----- DATA LISTING
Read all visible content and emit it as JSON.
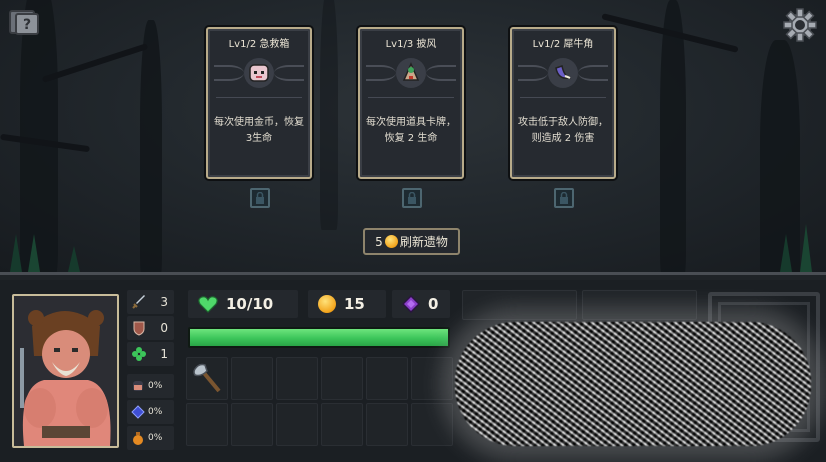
{
  "relics": [
    {
      "title": "Lv1/2 急救箱",
      "description": "每次使用金币，恢复3生命",
      "icon": "first-aid-kit-icon"
    },
    {
      "title": "Lv1/3 披风",
      "description": "每次使用道具卡牌，恢复 2 生命",
      "icon": "cloak-icon"
    },
    {
      "title": "Lv1/2 犀牛角",
      "description": "攻击低于敌人防御，则造成 2 伤害",
      "icon": "rhino-horn-icon"
    }
  ],
  "refresh": {
    "cost": "5",
    "label": "刷新遗物"
  },
  "stats": {
    "attack": "3",
    "defense": "0",
    "luck": "1"
  },
  "resistances": [
    {
      "icon": "fist-icon",
      "value": "0%"
    },
    {
      "icon": "blue-gem-icon",
      "value": "0%"
    },
    {
      "icon": "potion-icon",
      "value": "0%"
    }
  ],
  "health": {
    "text": "10/10",
    "fraction": 1.0
  },
  "gold": "15",
  "gems": "0",
  "inventory": {
    "items": [
      "axe-icon"
    ]
  },
  "colors": {
    "health": "#3cc55a",
    "card_border": "#b8ab8a",
    "gem": "#8a3fc9",
    "gold": "#f2a31b"
  }
}
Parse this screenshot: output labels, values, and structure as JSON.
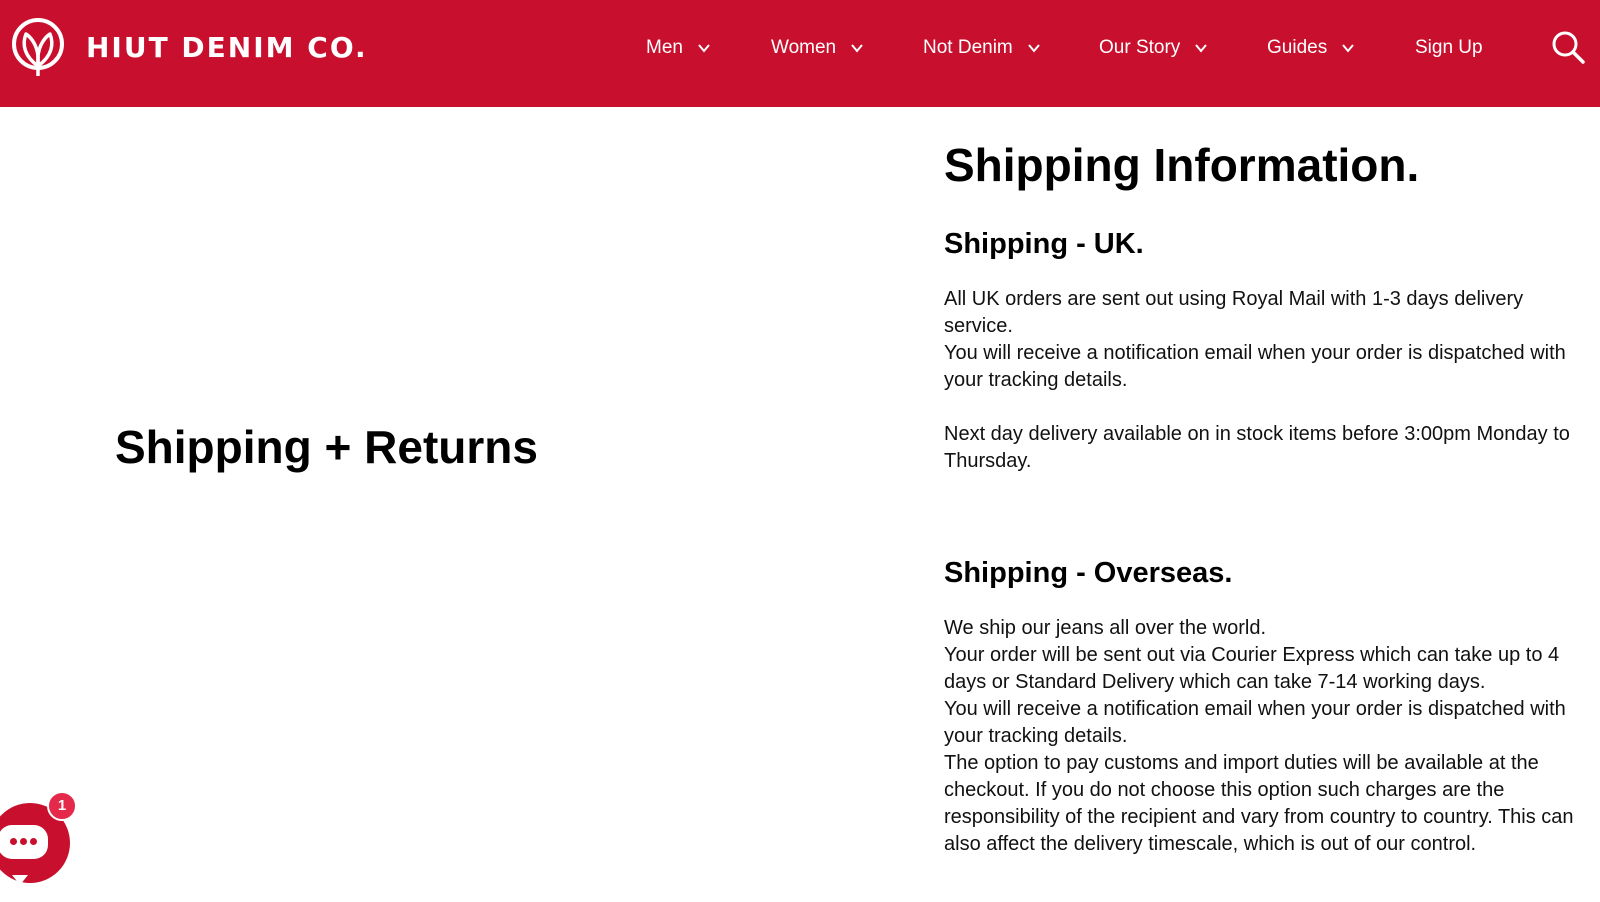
{
  "header": {
    "brand": "HIUT DENIM CO.",
    "logo_icon": "leaf-circle-logo",
    "background_color": "#c8102e",
    "nav": [
      {
        "label": "Men",
        "has_dropdown": true
      },
      {
        "label": "Women",
        "has_dropdown": true
      },
      {
        "label": "Not Denim",
        "has_dropdown": true
      },
      {
        "label": "Our Story",
        "has_dropdown": true
      },
      {
        "label": "Guides",
        "has_dropdown": true
      },
      {
        "label": "Sign Up",
        "has_dropdown": false
      }
    ],
    "search_icon": "search-icon"
  },
  "page": {
    "title": "Shipping + Returns"
  },
  "content": {
    "heading": "Shipping Information.",
    "uk": {
      "title": "Shipping - UK.",
      "lines": [
        "All UK orders are sent out using Royal Mail with 1-3 days delivery service.",
        "You will receive a notification email when your order is dispatched with your tracking details.",
        "",
        "Next day delivery available on in stock items before 3:00pm Monday to Thursday."
      ]
    },
    "overseas": {
      "title": "Shipping - Overseas.",
      "lines": [
        "We ship our jeans all over the world.",
        "Your order will be sent out via Courier Express which can take up to 4 days or Standard Delivery which can take 7-14 working days.",
        "You will receive a notification email when your order is dispatched with your tracking details.",
        "The option to pay customs and import duties will be available at the checkout. If you do not choose this option such charges are the responsibility of the recipient and vary from country to country. This can also affect the delivery timescale, which is out of our control."
      ]
    }
  },
  "chat": {
    "icon": "chat-bubble-icon",
    "badge_count": "1",
    "accent_color": "#c8102e"
  }
}
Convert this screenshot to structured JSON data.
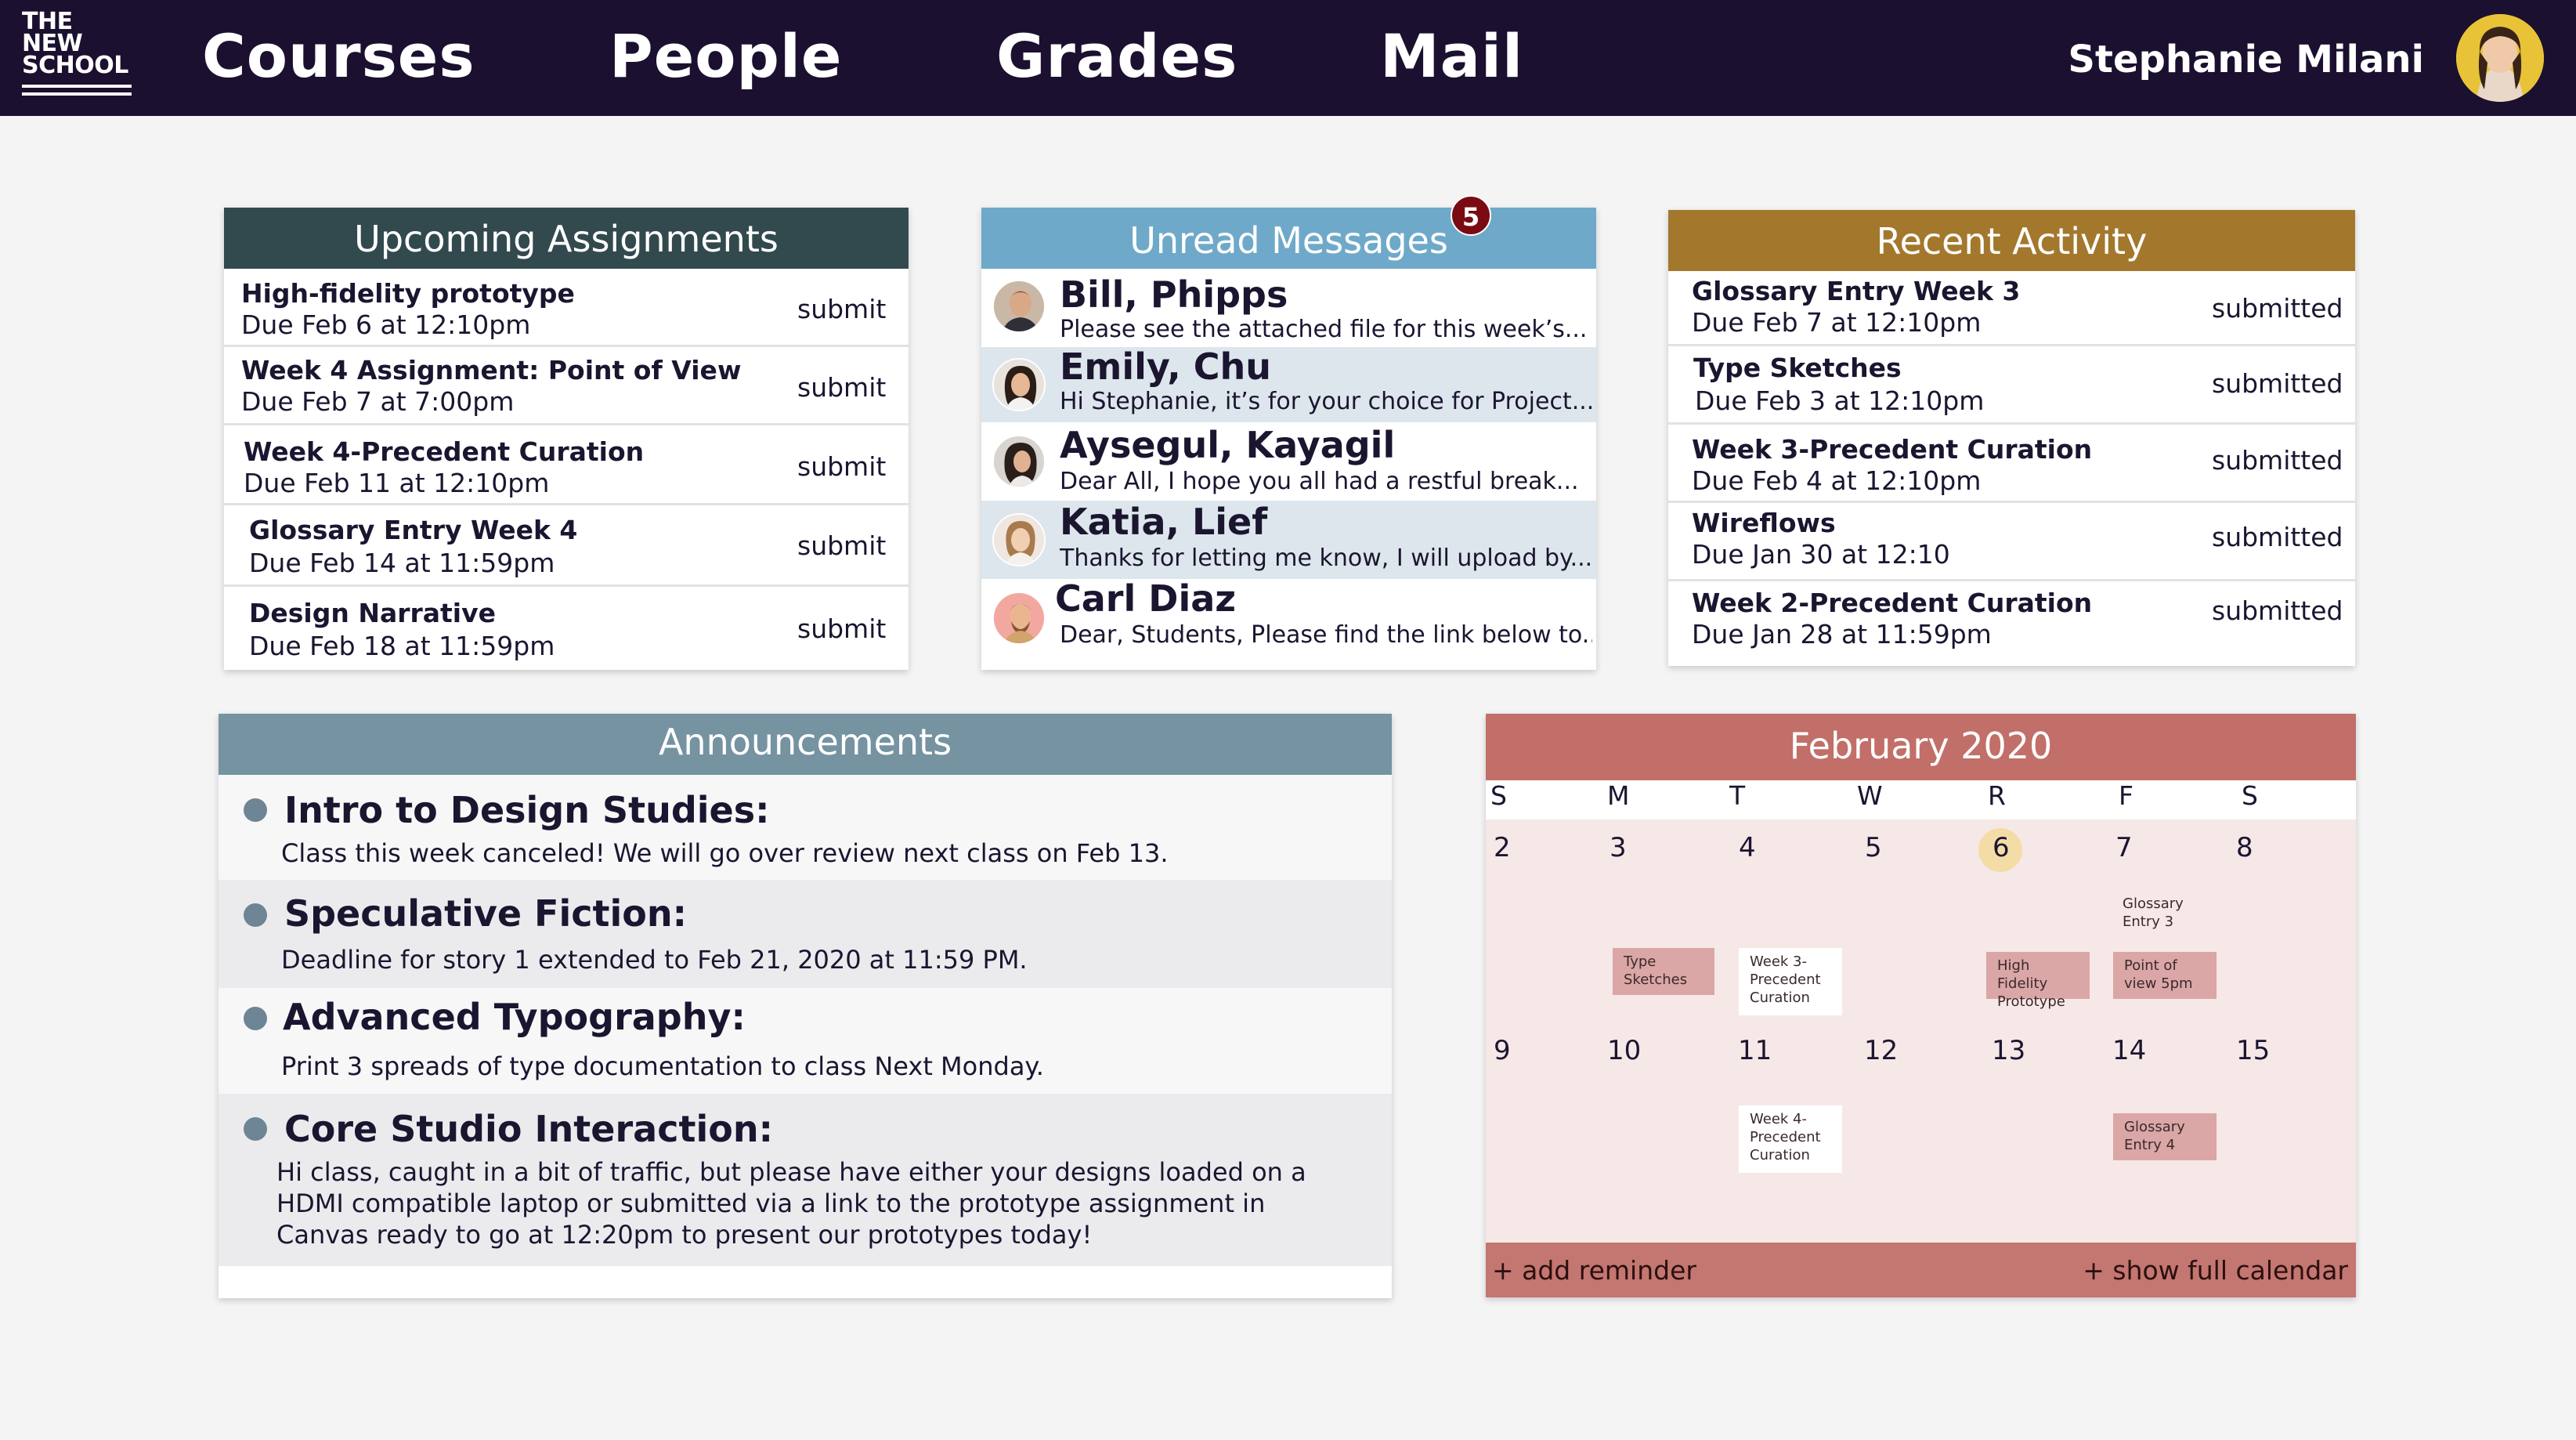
{
  "logo": {
    "lines": [
      "THE",
      "NEW",
      "SCHOOL"
    ]
  },
  "nav": {
    "courses": "Courses",
    "people": "People",
    "grades": "Grades",
    "mail": "Mail"
  },
  "user": {
    "name": "Stephanie Milani"
  },
  "upcoming": {
    "title": "Upcoming Assignments",
    "header_color": "#324a4d",
    "items": [
      {
        "title": "High-fidelity prototype",
        "due": "Due Feb 6 at 12:10pm",
        "action": "submit"
      },
      {
        "title": "Week 4 Assignment: Point of View",
        "due": "Due Feb 7 at 7:00pm",
        "action": "submit"
      },
      {
        "title": "Week 4-Precedent Curation",
        "due": "Due Feb 11 at 12:10pm",
        "action": "submit"
      },
      {
        "title": "Glossary Entry Week 4",
        "due": "Due Feb 14 at 11:59pm",
        "action": "submit"
      },
      {
        "title": "Design Narrative",
        "due": "Due Feb 18 at 11:59pm",
        "action": "submit"
      }
    ]
  },
  "messages": {
    "title": "Unread Messages",
    "header_color": "#6fa9c9",
    "badge": "5",
    "items": [
      {
        "name": "Bill, Phipps",
        "preview": "Please see the attached file for this week’s..."
      },
      {
        "name": "Emily, Chu",
        "preview": "Hi Stephanie, it’s for your choice for Project..."
      },
      {
        "name": "Aysegul, Kayagil",
        "preview": "Dear All, I hope you all had a restful break..."
      },
      {
        "name": "Katia, Lief",
        "preview": "Thanks for letting me know, I will upload by..."
      },
      {
        "name": "Carl Diaz",
        "preview": "Dear, Students, Please find the link below to..."
      }
    ]
  },
  "activity": {
    "title": "Recent Activity",
    "header_color": "#a3782d",
    "items": [
      {
        "title": "Glossary Entry Week 3",
        "due": "Due Feb 7 at 12:10pm",
        "status": "submitted"
      },
      {
        "title": "Type Sketches",
        "due": "Due Feb 3 at 12:10pm",
        "status": "submitted"
      },
      {
        "title": "Week 3-Precedent Curation",
        "due": "Due Feb 4 at 12:10pm",
        "status": "submitted"
      },
      {
        "title": "Wireflows",
        "due": "Due Jan 30 at 12:10",
        "status": "submitted"
      },
      {
        "title": "Week 2-Precedent Curation",
        "due": "Due Jan 28 at 11:59pm",
        "status": "submitted"
      }
    ]
  },
  "announcements": {
    "title": "Announcements",
    "header_color": "#7593a1",
    "items": [
      {
        "title": "Intro to Design Studies:",
        "body": "Class this week canceled! We will go over review next class on Feb 13."
      },
      {
        "title": "Speculative Fiction:",
        "body": "Deadline for story 1 extended to Feb 21, 2020 at 11:59 PM."
      },
      {
        "title": "Advanced Typography:",
        "body": "Print 3 spreads of type documentation to class Next Monday."
      },
      {
        "title": "Core Studio Interaction:",
        "body": "Hi class, caught in a bit of traffic, but please have either your designs loaded on a HDMI compatible laptop or submitted via a link to the prototype assignment in Canvas ready to go at 12:20pm to present our prototypes today!"
      }
    ]
  },
  "calendar": {
    "title": "February 2020",
    "header_color": "#c16f68",
    "weekdays": [
      "S",
      "M",
      "T",
      "W",
      "R",
      "F",
      "S"
    ],
    "week1": [
      "2",
      "3",
      "4",
      "5",
      "6",
      "7",
      "8"
    ],
    "week2": [
      "9",
      "10",
      "11",
      "12",
      "13",
      "14",
      "15"
    ],
    "today": "6",
    "events": {
      "type_sketches": "Type Sketches",
      "week3_precedent": "Week 3- Precedent Curation",
      "high_fidelity": "High Fidelity Prototype",
      "point_of_view": "Point of view 5pm",
      "glossary3": "Glossary Entry 3",
      "week4_precedent": "Week 4- Precedent Curation",
      "glossary4": "Glossary Entry 4"
    },
    "add_reminder": "+ add reminder",
    "show_full": "+ show full calendar"
  }
}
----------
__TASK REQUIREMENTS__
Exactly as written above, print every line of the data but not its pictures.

__RESULT FOR THIS TASK__
Read all visible content and emit it as JSON.
{
  "relics": [
    {
      "title": "Lv1/2 急救箱",
      "description": "每次使用金币，恢复3生命",
      "icon": "first-aid-kit-icon"
    },
    {
      "title": "Lv1/3 披风",
      "description": "每次使用道具卡牌，恢复 2 生命",
      "icon": "cloak-icon"
    },
    {
      "title": "Lv1/2 犀牛角",
      "description": "攻击低于敌人防御，则造成 2 伤害",
      "icon": "rhino-horn-icon"
    }
  ],
  "refresh": {
    "cost": "5",
    "label": "刷新遗物"
  },
  "stats": {
    "attack": "3",
    "defense": "0",
    "luck": "1"
  },
  "resistances": [
    {
      "icon": "fist-icon",
      "value": "0%"
    },
    {
      "icon": "blue-gem-icon",
      "value": "0%"
    },
    {
      "icon": "potion-icon",
      "value": "0%"
    }
  ],
  "health": {
    "text": "10/10",
    "fraction": 1.0
  },
  "gold": "15",
  "gems": "0",
  "inventory": {
    "items": [
      "axe-icon"
    ]
  },
  "colors": {
    "health": "#3cc55a",
    "card_border": "#b8ab8a",
    "gem": "#8a3fc9",
    "gold": "#f2a31b"
  }
}
Parse this screenshot: output labels, values, and structure as JSON.
{
  "header": {
    "brand": "HIUT DENIM CO.",
    "logo_icon": "leaf-circle-logo",
    "background_color": "#c8102e",
    "nav": [
      {
        "label": "Men",
        "has_dropdown": true
      },
      {
        "label": "Women",
        "has_dropdown": true
      },
      {
        "label": "Not Denim",
        "has_dropdown": true
      },
      {
        "label": "Our Story",
        "has_dropdown": true
      },
      {
        "label": "Guides",
        "has_dropdown": true
      },
      {
        "label": "Sign Up",
        "has_dropdown": false
      }
    ],
    "search_icon": "search-icon"
  },
  "page": {
    "title": "Shipping + Returns"
  },
  "content": {
    "heading": "Shipping Information.",
    "uk": {
      "title": "Shipping - UK.",
      "lines": [
        "All UK orders are sent out using Royal Mail with 1-3 days delivery service.",
        "You will receive a notification email when your order is dispatched with your tracking details.",
        "",
        "Next day delivery available on in stock items before 3:00pm Monday to Thursday."
      ]
    },
    "overseas": {
      "title": "Shipping - Overseas.",
      "lines": [
        "We ship our jeans all over the world.",
        "Your order will be sent out via Courier Express which can take up to 4 days or Standard Delivery which can take 7-14 working days.",
        "You will receive a notification email when your order is dispatched with your tracking details.",
        "The option to pay customs and import duties will be available at the checkout. If you do not choose this option such charges are the responsibility of the recipient and vary from country to country. This can also affect the delivery timescale, which is out of our control."
      ]
    }
  },
  "chat": {
    "icon": "chat-bubble-icon",
    "badge_count": "1",
    "accent_color": "#c8102e"
  }
}
Convert this screenshot to structured JSON data.
{
  "logo": {
    "lines": [
      "THE",
      "NEW",
      "SCHOOL"
    ]
  },
  "nav": {
    "courses": "Courses",
    "people": "People",
    "grades": "Grades",
    "mail": "Mail"
  },
  "user": {
    "name": "Stephanie Milani"
  },
  "upcoming": {
    "title": "Upcoming Assignments",
    "header_color": "#324a4d",
    "items": [
      {
        "title": "High-fidelity prototype",
        "due": "Due Feb 6 at 12:10pm",
        "action": "submit"
      },
      {
        "title": "Week 4 Assignment: Point of View",
        "due": "Due Feb 7 at 7:00pm",
        "action": "submit"
      },
      {
        "title": "Week 4-Precedent Curation",
        "due": "Due Feb 11 at 12:10pm",
        "action": "submit"
      },
      {
        "title": "Glossary Entry Week 4",
        "due": "Due Feb 14 at 11:59pm",
        "action": "submit"
      },
      {
        "title": "Design Narrative",
        "due": "Due Feb 18 at 11:59pm",
        "action": "submit"
      }
    ]
  },
  "messages": {
    "title": "Unread Messages",
    "header_color": "#6fa9c9",
    "badge": "5",
    "items": [
      {
        "name": "Bill, Phipps",
        "preview": "Please see the attached file for this week’s..."
      },
      {
        "name": "Emily, Chu",
        "preview": "Hi Stephanie, it’s for your choice for Project..."
      },
      {
        "name": "Aysegul, Kayagil",
        "preview": "Dear All, I hope you all had a restful break..."
      },
      {
        "name": "Katia, Lief",
        "preview": "Thanks for letting me know, I will upload by..."
      },
      {
        "name": "Carl Diaz",
        "preview": "Dear, Students, Please find the link below to..."
      }
    ]
  },
  "activity": {
    "title": "Recent Activity",
    "header_color": "#a3782d",
    "items": [
      {
        "title": "Glossary Entry Week 3",
        "due": "Due Feb 7 at 12:10pm",
        "status": "submitted"
      },
      {
        "title": "Type Sketches",
        "due": "Due Feb 3 at 12:10pm",
        "status": "submitted"
      },
      {
        "title": "Week 3-Precedent Curation",
        "due": "Due Feb 4 at 12:10pm",
        "status": "submitted"
      },
      {
        "title": "Wireflows",
        "due": "Due Jan 30 at 12:10",
        "status": "submitted"
      },
      {
        "title": "Week 2-Precedent Curation",
        "due": "Due Jan 28 at 11:59pm",
        "status": "submitted"
      }
    ]
  },
  "announcements": {
    "title": "Announcements",
    "header_color": "#7593a1",
    "items": [
      {
        "title": "Intro to Design Studies:",
        "body": "Class this week canceled! We will go over review next class on Feb 13."
      },
      {
        "title": "Speculative Fiction:",
        "body": "Deadline for story 1 extended to Feb 21, 2020 at 11:59 PM."
      },
      {
        "title": "Advanced Typography:",
        "body": "Print 3 spreads of type documentation to class Next Monday."
      },
      {
        "title": "Core Studio Interaction:",
        "body": "Hi class, caught in a bit of traffic, but please have either your designs loaded on a HDMI compatible laptop or submitted via a link to the prototype assignment in Canvas ready to go at 12:20pm to present our prototypes today!"
      }
    ]
  },
  "calendar": {
    "title": "February 2020",
    "header_color": "#c16f68",
    "weekdays": [
      "S",
      "M",
      "T",
      "W",
      "R",
      "F",
      "S"
    ],
    "week1": [
      "2",
      "3",
      "4",
      "5",
      "6",
      "7",
      "8"
    ],
    "week2": [
      "9",
      "10",
      "11",
      "12",
      "13",
      "14",
      "15"
    ],
    "today": "6",
    "events": {
      "type_sketches": "Type Sketches",
      "week3_precedent": "Week 3- Precedent Curation",
      "high_fidelity": "High Fidelity Prototype",
      "point_of_view": "Point of view 5pm",
      "glossary3": "Glossary Entry 3",
      "week4_precedent": "Week 4- Precedent Curation",
      "glossary4": "Glossary Entry 4"
    },
    "add_reminder": "+ add reminder",
    "show_full": "+ show full calendar"
  }
}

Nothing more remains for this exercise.